President Uhuru Kenyatta announced the lifting of a nationwide curfew that has been in place in Kenya since March 2020 to curb the spread of the coronavirus.
He announced the decision to lift the dusk-to-dawn curfew on Wednesday to cheers and applause at an event to mark Mashujaa Day, a public holiday to honour those who contributed to the country’s independence struggle.
Kenyatta said infection rates had fallen, with less than 5% of tests each day proving positive.
According to the latest government figures, the East African nation has reported 252,199 cases of COVID-19 and 5,233 deaths but inoculation rates remain low, with only 4.6% of the adult population fully vaccinated.
“It is now time to shift our focus from survival to co-existing with the disease,” President Kenyatta said.
He said congregations attending churches and other religious institutions could rise to two-thirds of capacity, up from a third previously, although everyone should still adhere to other rules, such as wearing face masks.

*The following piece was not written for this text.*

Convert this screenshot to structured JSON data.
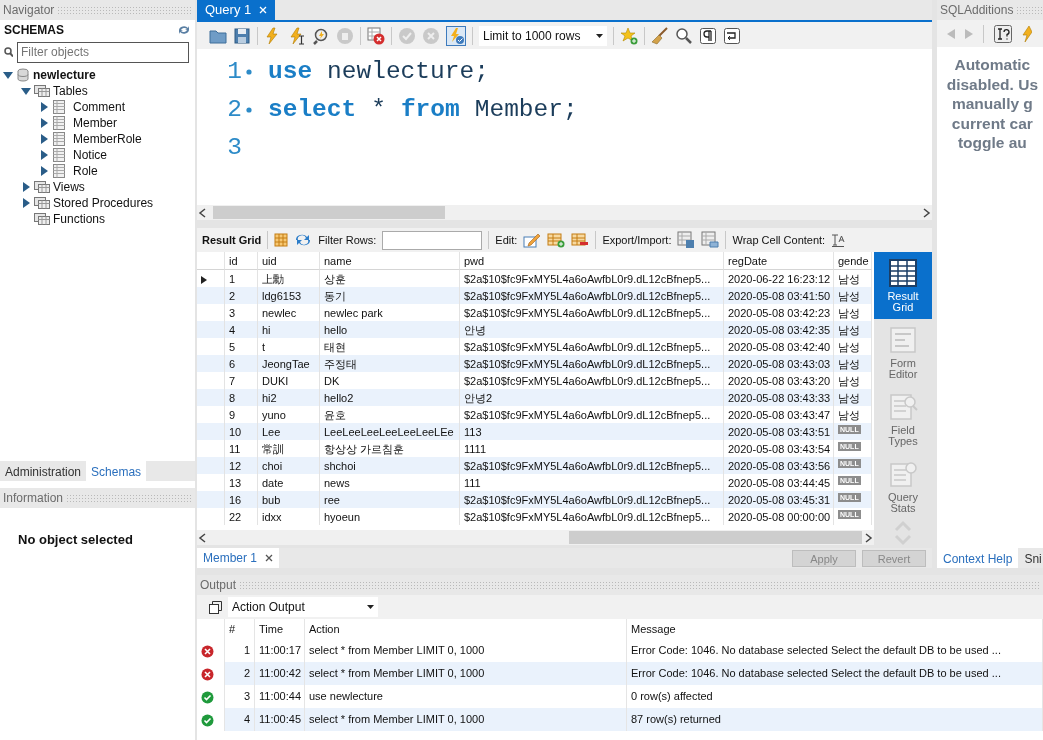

“We are not yet out of the woods and we must therefore continue to observe the containment measures … to sustain the gains we are making and guarantee the full re-opening of our economy,” he said.
He told officials to ensure a fill-and-finish plant for COVID-19 vaccines started operating in Kenya by April next year.